Many women can control their blood glucose levels through lifestyle changes, such as diet and exercise.

Diet

A dietitian can help some women with gestational diabetes mellitus (GDM) keep their glucose levels in the right range. A diet can:

  • Eating 3 balanced meals and 2 to 3 snacks at the same time each day
  • Not going over their daily carbohydrate limit
  • Not skipping meals
  • Watching serving sizes
  • Eating foods and drinks that do not have sugar
  • Eating foods that are low in salt and fat
  • Limiting foods that are high in fat, such as fried foods

Get Regular Exercise

Physical activity for at least 2.5 hours per week can help lower blood glucose.

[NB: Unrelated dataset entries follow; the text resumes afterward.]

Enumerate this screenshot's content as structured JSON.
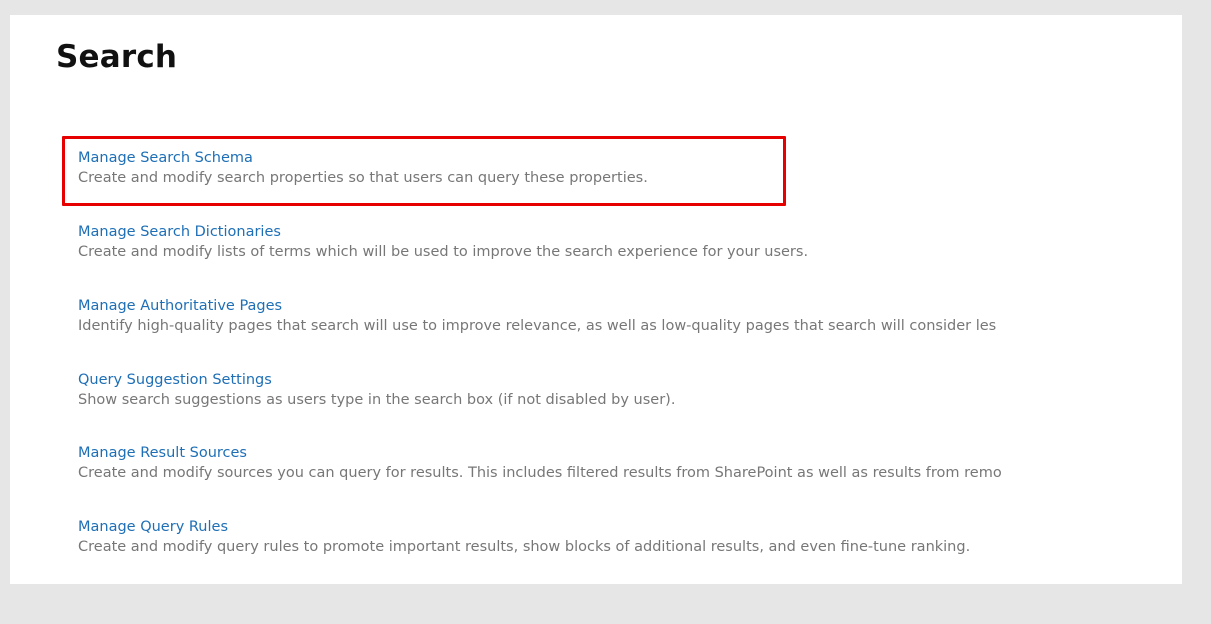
{
  "page": {
    "title": "Search"
  },
  "colors": {
    "link": "#1e6fb6",
    "description": "#777777",
    "highlight": "#e60000",
    "background": "#e6e6e6",
    "panel": "#ffffff"
  },
  "items": [
    {
      "label": "Manage Search Schema",
      "description": "Create and modify search properties so that users can query these properties."
    },
    {
      "label": "Manage Search Dictionaries",
      "description": "Create and modify lists of terms which will be used to improve the search experience for your users."
    },
    {
      "label": "Manage Authoritative Pages",
      "description": "Identify high-quality pages that search will use to improve relevance, as well as low-quality pages that search will consider les"
    },
    {
      "label": "Query Suggestion Settings",
      "description": "Show search suggestions as users type in the search box (if not disabled by user)."
    },
    {
      "label": "Manage Result Sources",
      "description": "Create and modify sources you can query for results. This includes filtered results from SharePoint as well as results from remo"
    },
    {
      "label": "Manage Query Rules",
      "description": "Create and modify query rules to promote important results, show blocks of additional results, and even fine-tune ranking."
    }
  ]
}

It can also help the body use it better. Women with GDM who use insulin may also not need as much.

Exercises that do not put extra weight on the body are good choices, such as swimming, walking, and yoga.

REFERENCES:

American College of Obstetricians and Gynecologists Committee on Practice Bulletins—Obstetrics. Practice Bulletin No. 190: Gestational Diabetes Mellitus. Obstet Gynecol. 2018 Feb;131(2):e49-e64.

Gestational diabetes. American Diabetes Association website. Available at: https://www.diabetes.org/diabetes/gestational-diabetes. Accessed January 14, 2020.

Gestational diabetes mellitus (GDM). EBSCO DynaMed website. Available at:https://www.dynamed.com/condition/gestational-diabetes-mellitus-gdm. Updated December 18, 2019. Accessed January 14, 2020.

Last reviewed September 2019 by EBSCO Medical Review Board Beverly Siegal, MD, FACOG  Last Updated: 11/18/2020